Data records:
==*==

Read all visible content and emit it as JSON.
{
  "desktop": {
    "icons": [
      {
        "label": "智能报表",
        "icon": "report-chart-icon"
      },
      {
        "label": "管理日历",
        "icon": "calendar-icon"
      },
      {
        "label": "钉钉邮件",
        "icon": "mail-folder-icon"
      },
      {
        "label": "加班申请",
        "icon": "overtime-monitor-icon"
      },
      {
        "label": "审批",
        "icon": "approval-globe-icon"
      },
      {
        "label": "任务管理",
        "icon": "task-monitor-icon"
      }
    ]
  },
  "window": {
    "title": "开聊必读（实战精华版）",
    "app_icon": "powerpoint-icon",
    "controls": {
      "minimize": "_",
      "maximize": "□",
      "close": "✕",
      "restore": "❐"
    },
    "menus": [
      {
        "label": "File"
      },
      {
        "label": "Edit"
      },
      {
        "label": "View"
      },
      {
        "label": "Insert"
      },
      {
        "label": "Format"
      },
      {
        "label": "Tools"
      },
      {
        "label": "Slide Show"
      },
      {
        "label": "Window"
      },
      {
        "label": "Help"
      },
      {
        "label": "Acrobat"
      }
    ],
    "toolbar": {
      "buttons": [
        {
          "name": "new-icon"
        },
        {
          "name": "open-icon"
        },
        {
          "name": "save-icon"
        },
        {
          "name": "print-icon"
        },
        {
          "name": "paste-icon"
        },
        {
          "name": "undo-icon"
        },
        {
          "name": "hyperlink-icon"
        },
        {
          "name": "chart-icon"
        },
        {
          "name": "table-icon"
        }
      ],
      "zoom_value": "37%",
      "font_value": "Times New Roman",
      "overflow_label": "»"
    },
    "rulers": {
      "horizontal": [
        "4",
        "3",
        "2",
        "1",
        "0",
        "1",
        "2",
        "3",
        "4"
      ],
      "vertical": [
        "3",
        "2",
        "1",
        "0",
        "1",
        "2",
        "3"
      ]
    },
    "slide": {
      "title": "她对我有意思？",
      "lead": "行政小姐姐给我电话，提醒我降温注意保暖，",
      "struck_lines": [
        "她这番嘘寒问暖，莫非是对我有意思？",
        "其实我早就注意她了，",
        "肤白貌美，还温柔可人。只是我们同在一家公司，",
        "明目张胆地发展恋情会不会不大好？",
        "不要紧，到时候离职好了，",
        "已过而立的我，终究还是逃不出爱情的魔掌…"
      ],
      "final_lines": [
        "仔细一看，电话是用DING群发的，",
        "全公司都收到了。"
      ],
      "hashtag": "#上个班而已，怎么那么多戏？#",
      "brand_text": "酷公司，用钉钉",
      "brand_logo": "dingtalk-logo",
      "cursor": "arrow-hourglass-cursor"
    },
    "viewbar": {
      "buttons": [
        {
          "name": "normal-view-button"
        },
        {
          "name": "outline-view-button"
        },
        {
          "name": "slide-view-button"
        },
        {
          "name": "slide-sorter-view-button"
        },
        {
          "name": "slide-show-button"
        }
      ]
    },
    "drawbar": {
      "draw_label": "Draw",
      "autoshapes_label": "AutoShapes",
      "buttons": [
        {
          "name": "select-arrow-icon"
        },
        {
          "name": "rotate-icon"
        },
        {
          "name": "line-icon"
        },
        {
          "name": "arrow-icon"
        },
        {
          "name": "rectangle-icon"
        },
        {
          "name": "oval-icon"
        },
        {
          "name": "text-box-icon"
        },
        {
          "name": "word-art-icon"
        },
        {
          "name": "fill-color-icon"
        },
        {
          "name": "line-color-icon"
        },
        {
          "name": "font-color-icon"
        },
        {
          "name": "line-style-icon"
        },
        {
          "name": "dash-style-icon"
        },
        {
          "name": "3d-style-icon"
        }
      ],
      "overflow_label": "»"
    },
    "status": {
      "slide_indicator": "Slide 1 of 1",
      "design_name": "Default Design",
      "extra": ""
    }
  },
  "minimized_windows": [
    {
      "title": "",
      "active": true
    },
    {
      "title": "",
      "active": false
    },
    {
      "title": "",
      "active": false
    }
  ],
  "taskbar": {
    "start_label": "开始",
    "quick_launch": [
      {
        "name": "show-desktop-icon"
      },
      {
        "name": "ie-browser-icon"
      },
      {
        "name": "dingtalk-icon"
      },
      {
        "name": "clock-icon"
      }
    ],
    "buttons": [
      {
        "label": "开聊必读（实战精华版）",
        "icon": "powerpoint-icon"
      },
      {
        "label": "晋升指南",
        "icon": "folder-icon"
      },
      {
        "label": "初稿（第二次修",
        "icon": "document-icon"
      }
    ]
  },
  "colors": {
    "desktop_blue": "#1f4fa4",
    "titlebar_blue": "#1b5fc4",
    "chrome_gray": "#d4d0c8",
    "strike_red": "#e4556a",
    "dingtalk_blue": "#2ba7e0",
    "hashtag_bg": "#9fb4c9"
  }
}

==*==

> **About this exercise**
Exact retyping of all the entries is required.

> **Answer below**
Read all visible content and emit it as JSON.
{
  "desktop": {
    "icons": [
      {
        "label": "智能报表",
        "icon": "report-chart-icon"
      },
      {
        "label": "管理日历",
        "icon": "calendar-icon"
      },
      {
        "label": "钉钉邮件",
        "icon": "mail-folder-icon"
      },
      {
        "label": "加班申请",
        "icon": "overtime-monitor-icon"
      },
      {
        "label": "审批",
        "icon": "approval-globe-icon"
      },
      {
        "label": "任务管理",
        "icon": "task-monitor-icon"
      }
    ]
  },
  "window": {
    "title": "开聊必读（实战精华版）",
    "app_icon": "powerpoint-icon",
    "controls": {
      "minimize": "_",
      "maximize": "□",
      "close": "✕",
      "restore": "❐"
    },
    "menus": [
      {
        "label": "File"
      },
      {
        "label": "Edit"
      },
      {
        "label": "View"
      },
      {
        "label": "Insert"
      },
      {
        "label": "Format"
      },
      {
        "label": "Tools"
      },
      {
        "label": "Slide Show"
      },
      {
        "label": "Window"
      },
      {
        "label": "Help"
      },
      {
        "label": "Acrobat"
      }
    ],
    "toolbar": {
      "buttons": [
        {
          "name": "new-icon"
        },
        {
          "name": "open-icon"
        },
        {
          "name": "save-icon"
        },
        {
          "name": "print-icon"
        },
        {
          "name": "paste-icon"
        },
        {
          "name": "undo-icon"
        },
        {
          "name": "hyperlink-icon"
        },
        {
          "name": "chart-icon"
        },
        {
          "name": "table-icon"
        }
      ],
      "zoom_value": "37%",
      "font_value": "Times New Roman",
      "overflow_label": "»"
    },
    "rulers": {
      "horizontal": [
        "4",
        "3",
        "2",
        "1",
        "0",
        "1",
        "2",
        "3",
        "4"
      ],
      "vertical": [
        "3",
        "2",
        "1",
        "0",
        "1",
        "2",
        "3"
      ]
    },
    "slide": {
      "title": "她对我有意思？",
      "lead": "行政小姐姐给我电话，提醒我降温注意保暖，",
      "struck_lines": [
        "她这番嘘寒问暖，莫非是对我有意思？",
        "其实我早就注意她了，",
        "肤白貌美，还温柔可人。只是我们同在一家公司，",
        "明目张胆地发展恋情会不会不大好？",
        "不要紧，到时候离职好了，",
        "已过而立的我，终究还是逃不出爱情的魔掌…"
      ],
      "final_lines": [
        "仔细一看，电话是用DING群发的，",
        "全公司都收到了。"
      ],
      "hashtag": "#上个班而已，怎么那么多戏？#",
      "brand_text": "酷公司，用钉钉",
      "brand_logo": "dingtalk-logo",
      "cursor": "arrow-hourglass-cursor"
    },
    "viewbar": {
      "buttons": [
        {
          "name": "normal-view-button"
        },
        {
          "name": "outline-view-button"
        },
        {
          "name": "slide-view-button"
        },
        {
          "name": "slide-sorter-view-button"
        },
        {
          "name": "slide-show-button"
        }
      ]
    },
    "drawbar": {
      "draw_label": "Draw",
      "autoshapes_label": "AutoShapes",
      "buttons": [
        {
          "name": "select-arrow-icon"
        },
        {
          "name": "rotate-icon"
        },
        {
          "name": "line-icon"
        },
        {
          "name": "arrow-icon"
        },
        {
          "name": "rectangle-icon"
        },
        {
          "name": "oval-icon"
        },
        {
          "name": "text-box-icon"
        },
        {
          "name": "word-art-icon"
        },
        {
          "name": "fill-color-icon"
        },
        {
          "name": "line-color-icon"
        },
        {
          "name": "font-color-icon"
        },
        {
          "name": "line-style-icon"
        },
        {
          "name": "dash-style-icon"
        },
        {
          "name": "3d-style-icon"
        }
      ],
      "overflow_label": "»"
    },
    "status": {
      "slide_indicator": "Slide 1 of 1",
      "design_name": "Default Design",
      "extra": ""
    }
  },
  "minimized_windows": [
    {
      "title": "",
      "active": true
    },
    {
      "title": "",
      "active": false
    },
    {
      "title": "",
      "active": false
    }
  ],
  "taskbar": {
    "start_label": "开始",
    "quick_launch": [
      {
        "name": "show-desktop-icon"
      },
      {
        "name": "ie-browser-icon"
      },
      {
        "name": "dingtalk-icon"
      },
      {
        "name": "clock-icon"
      }
    ],
    "buttons": [
      {
        "label": "开聊必读（实战精华版）",
        "icon": "powerpoint-icon"
      },
      {
        "label": "晋升指南",
        "icon": "folder-icon"
      },
      {
        "label": "初稿（第二次修",
        "icon": "document-icon"
      }
    ]
  },
  "colors": {
    "desktop_blue": "#1f4fa4",
    "titlebar_blue": "#1b5fc4",
    "chrome_gray": "#d4d0c8",
    "strike_red": "#e4556a",
    "dingtalk_blue": "#2ba7e0",
    "hashtag_bg": "#9fb4c9"
  }
}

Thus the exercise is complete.